• WHAT YOU WILL DO: Word for word, set down the full listing below.

• THE DATA:
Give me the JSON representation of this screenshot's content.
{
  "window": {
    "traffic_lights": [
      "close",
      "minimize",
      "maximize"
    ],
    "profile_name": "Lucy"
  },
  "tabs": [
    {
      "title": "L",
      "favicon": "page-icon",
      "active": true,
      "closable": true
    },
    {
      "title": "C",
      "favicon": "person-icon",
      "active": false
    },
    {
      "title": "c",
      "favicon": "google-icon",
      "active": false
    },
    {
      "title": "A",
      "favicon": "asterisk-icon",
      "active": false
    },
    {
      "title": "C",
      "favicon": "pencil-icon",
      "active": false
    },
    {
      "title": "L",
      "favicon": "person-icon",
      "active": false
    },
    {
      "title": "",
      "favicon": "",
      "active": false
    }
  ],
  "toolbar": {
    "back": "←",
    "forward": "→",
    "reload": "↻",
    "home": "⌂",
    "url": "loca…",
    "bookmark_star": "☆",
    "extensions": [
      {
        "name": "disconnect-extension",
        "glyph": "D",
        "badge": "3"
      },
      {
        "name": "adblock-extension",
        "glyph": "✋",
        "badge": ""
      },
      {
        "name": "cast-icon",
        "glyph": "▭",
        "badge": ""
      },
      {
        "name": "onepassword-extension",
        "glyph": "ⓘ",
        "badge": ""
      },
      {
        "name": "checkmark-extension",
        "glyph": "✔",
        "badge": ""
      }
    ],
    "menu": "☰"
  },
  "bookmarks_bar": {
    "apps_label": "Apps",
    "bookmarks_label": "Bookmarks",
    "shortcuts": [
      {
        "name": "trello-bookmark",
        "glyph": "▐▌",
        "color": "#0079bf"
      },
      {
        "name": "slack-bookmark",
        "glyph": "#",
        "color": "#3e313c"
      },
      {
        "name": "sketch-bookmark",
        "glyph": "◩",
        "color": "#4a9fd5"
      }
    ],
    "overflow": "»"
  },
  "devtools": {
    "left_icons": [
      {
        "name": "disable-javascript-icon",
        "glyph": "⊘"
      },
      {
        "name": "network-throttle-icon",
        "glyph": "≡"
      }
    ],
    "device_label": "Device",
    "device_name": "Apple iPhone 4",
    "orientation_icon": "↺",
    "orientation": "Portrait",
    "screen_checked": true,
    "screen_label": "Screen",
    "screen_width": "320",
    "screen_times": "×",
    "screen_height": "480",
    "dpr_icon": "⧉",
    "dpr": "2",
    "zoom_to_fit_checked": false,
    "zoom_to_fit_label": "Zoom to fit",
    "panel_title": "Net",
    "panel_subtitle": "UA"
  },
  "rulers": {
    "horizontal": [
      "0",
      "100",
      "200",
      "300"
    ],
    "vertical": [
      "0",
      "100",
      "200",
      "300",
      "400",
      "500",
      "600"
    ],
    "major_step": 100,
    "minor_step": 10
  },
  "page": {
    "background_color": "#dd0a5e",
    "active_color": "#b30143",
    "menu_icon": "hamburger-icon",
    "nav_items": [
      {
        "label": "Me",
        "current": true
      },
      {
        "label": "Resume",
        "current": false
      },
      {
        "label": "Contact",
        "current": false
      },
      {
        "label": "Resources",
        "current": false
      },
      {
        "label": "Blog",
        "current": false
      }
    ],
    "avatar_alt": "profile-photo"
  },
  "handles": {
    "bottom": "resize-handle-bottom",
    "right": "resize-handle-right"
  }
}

• RESPONSE TO THE TASK:
Give me the JSON representation of this screenshot's content.
{
  "window": {
    "traffic_lights": [
      "close",
      "minimize",
      "maximize"
    ],
    "profile_name": "Lucy"
  },
  "tabs": [
    {
      "title": "L",
      "favicon": "page-icon",
      "active": true,
      "closable": true
    },
    {
      "title": "C",
      "favicon": "person-icon",
      "active": false
    },
    {
      "title": "c",
      "favicon": "google-icon",
      "active": false
    },
    {
      "title": "A",
      "favicon": "asterisk-icon",
      "active": false
    },
    {
      "title": "C",
      "favicon": "pencil-icon",
      "active": false
    },
    {
      "title": "L",
      "favicon": "person-icon",
      "active": false
    },
    {
      "title": "",
      "favicon": "",
      "active": false
    }
  ],
  "toolbar": {
    "back": "←",
    "forward": "→",
    "reload": "↻",
    "home": "⌂",
    "url": "loca…",
    "bookmark_star": "☆",
    "extensions": [
      {
        "name": "disconnect-extension",
        "glyph": "D",
        "badge": "3"
      },
      {
        "name": "adblock-extension",
        "glyph": "✋",
        "badge": ""
      },
      {
        "name": "cast-icon",
        "glyph": "▭",
        "badge": ""
      },
      {
        "name": "onepassword-extension",
        "glyph": "ⓘ",
        "badge": ""
      },
      {
        "name": "checkmark-extension",
        "glyph": "✔",
        "badge": ""
      }
    ],
    "menu": "☰"
  },
  "bookmarks_bar": {
    "apps_label": "Apps",
    "bookmarks_label": "Bookmarks",
    "shortcuts": [
      {
        "name": "trello-bookmark",
        "glyph": "▐▌",
        "color": "#0079bf"
      },
      {
        "name": "slack-bookmark",
        "glyph": "#",
        "color": "#3e313c"
      },
      {
        "name": "sketch-bookmark",
        "glyph": "◩",
        "color": "#4a9fd5"
      }
    ],
    "overflow": "»"
  },
  "devtools": {
    "left_icons": [
      {
        "name": "disable-javascript-icon",
        "glyph": "⊘"
      },
      {
        "name": "network-throttle-icon",
        "glyph": "≡"
      }
    ],
    "device_label": "Device",
    "device_name": "Apple iPhone 4",
    "orientation_icon": "↺",
    "orientation": "Portrait",
    "screen_checked": true,
    "screen_label": "Screen",
    "screen_width": "320",
    "screen_times": "×",
    "screen_height": "480",
    "dpr_icon": "⧉",
    "dpr": "2",
    "zoom_to_fit_checked": false,
    "zoom_to_fit_label": "Zoom to fit",
    "panel_title": "Net",
    "panel_subtitle": "UA"
  },
  "rulers": {
    "horizontal": [
      "0",
      "100",
      "200",
      "300"
    ],
    "vertical": [
      "0",
      "100",
      "200",
      "300",
      "400",
      "500",
      "600"
    ],
    "major_step": 100,
    "minor_step": 10
  },
  "page": {
    "background_color": "#dd0a5e",
    "active_color": "#b30143",
    "menu_icon": "hamburger-icon",
    "nav_items": [
      {
        "label": "Me",
        "current": true
      },
      {
        "label": "Resume",
        "current": false
      },
      {
        "label": "Contact",
        "current": false
      },
      {
        "label": "Resources",
        "current": false
      },
      {
        "label": "Blog",
        "current": false
      }
    ],
    "avatar_alt": "profile-photo"
  },
  "handles": {
    "bottom": "resize-handle-bottom",
    "right": "resize-handle-right"
  }
}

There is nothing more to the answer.